[Records shown Boundary: Start]
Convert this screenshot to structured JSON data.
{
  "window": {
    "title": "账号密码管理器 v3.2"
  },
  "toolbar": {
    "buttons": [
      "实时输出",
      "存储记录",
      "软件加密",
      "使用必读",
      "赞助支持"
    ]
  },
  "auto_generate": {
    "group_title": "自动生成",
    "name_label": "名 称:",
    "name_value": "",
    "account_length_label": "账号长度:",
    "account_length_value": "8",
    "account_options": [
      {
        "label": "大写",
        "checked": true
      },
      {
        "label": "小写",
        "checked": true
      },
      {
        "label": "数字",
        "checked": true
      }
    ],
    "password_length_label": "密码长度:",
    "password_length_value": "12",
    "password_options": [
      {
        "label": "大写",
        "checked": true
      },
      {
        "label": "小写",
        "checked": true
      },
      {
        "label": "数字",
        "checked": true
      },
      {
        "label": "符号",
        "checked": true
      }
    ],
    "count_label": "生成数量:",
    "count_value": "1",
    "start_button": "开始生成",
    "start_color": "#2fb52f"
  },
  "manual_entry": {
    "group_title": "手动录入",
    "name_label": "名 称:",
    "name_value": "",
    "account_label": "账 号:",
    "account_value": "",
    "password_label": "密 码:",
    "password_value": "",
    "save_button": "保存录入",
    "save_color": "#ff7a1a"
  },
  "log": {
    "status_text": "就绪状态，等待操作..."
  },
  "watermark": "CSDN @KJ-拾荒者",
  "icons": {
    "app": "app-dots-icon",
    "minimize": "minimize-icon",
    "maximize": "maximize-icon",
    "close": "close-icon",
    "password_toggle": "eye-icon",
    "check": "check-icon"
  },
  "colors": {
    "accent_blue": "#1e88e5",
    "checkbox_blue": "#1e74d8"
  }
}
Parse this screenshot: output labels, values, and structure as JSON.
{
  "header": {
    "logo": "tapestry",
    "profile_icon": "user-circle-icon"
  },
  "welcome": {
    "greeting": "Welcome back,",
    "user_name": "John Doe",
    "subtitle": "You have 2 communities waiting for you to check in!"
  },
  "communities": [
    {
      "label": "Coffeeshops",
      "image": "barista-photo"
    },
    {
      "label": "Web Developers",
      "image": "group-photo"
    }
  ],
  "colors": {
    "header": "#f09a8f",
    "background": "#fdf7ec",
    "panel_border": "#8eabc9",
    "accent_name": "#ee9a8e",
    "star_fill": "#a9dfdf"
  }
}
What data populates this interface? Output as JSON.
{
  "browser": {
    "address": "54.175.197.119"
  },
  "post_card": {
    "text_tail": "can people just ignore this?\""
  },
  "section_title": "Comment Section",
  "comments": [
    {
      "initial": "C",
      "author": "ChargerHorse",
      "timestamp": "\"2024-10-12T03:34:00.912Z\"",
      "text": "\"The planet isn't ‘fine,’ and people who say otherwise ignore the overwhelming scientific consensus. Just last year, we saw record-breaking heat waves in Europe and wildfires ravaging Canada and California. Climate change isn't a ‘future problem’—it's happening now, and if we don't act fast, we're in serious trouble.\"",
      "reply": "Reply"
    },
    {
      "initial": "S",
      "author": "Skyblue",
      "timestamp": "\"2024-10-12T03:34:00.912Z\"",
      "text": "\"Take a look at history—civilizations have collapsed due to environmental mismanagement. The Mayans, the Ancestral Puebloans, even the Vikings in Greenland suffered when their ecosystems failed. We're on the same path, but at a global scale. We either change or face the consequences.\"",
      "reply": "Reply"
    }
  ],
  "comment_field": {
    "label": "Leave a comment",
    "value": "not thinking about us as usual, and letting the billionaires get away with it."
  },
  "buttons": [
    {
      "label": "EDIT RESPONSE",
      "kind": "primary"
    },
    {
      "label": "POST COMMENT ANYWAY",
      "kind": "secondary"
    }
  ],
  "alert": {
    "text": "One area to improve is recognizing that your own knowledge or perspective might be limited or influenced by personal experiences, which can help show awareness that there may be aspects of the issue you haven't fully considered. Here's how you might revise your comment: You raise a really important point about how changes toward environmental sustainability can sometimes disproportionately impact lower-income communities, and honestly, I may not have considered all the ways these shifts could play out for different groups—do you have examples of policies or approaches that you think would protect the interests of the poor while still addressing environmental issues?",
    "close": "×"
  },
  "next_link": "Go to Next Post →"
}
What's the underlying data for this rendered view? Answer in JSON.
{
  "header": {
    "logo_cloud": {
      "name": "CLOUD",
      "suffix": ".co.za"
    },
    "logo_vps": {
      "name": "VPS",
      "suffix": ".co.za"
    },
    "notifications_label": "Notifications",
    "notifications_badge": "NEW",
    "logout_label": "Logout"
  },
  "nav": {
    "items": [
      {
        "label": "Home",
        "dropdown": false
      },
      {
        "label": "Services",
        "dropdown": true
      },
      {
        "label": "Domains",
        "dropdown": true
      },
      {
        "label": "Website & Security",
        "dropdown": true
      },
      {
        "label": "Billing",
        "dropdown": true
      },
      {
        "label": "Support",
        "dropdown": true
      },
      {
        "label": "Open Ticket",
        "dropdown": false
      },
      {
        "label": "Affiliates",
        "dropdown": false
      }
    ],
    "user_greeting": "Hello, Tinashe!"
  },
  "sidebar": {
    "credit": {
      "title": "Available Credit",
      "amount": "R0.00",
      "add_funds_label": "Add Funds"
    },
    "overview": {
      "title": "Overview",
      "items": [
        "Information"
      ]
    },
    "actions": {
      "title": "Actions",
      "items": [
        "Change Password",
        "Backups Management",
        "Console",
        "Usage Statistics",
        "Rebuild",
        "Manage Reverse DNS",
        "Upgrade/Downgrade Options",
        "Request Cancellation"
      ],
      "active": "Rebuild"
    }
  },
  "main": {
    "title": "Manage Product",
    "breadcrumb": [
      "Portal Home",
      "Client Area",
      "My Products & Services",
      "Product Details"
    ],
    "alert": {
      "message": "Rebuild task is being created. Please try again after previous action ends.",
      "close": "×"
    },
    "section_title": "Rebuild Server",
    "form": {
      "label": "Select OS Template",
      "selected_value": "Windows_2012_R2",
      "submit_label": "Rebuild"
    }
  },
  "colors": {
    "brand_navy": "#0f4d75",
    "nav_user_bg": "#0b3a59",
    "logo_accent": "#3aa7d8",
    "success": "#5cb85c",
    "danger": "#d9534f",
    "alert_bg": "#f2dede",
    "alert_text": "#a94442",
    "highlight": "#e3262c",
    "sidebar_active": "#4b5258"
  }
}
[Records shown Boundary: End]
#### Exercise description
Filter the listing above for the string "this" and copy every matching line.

#### Result of the exercise
Convert this screenshot to structured JSON data.
Parse this screenshot: output labels, values, and structure as JSON.
What data populates this interface? Output as JSON.
    "text_tail": "can people just ignore this?\""
What's the underlying data for this rendered view? Answer in JSON.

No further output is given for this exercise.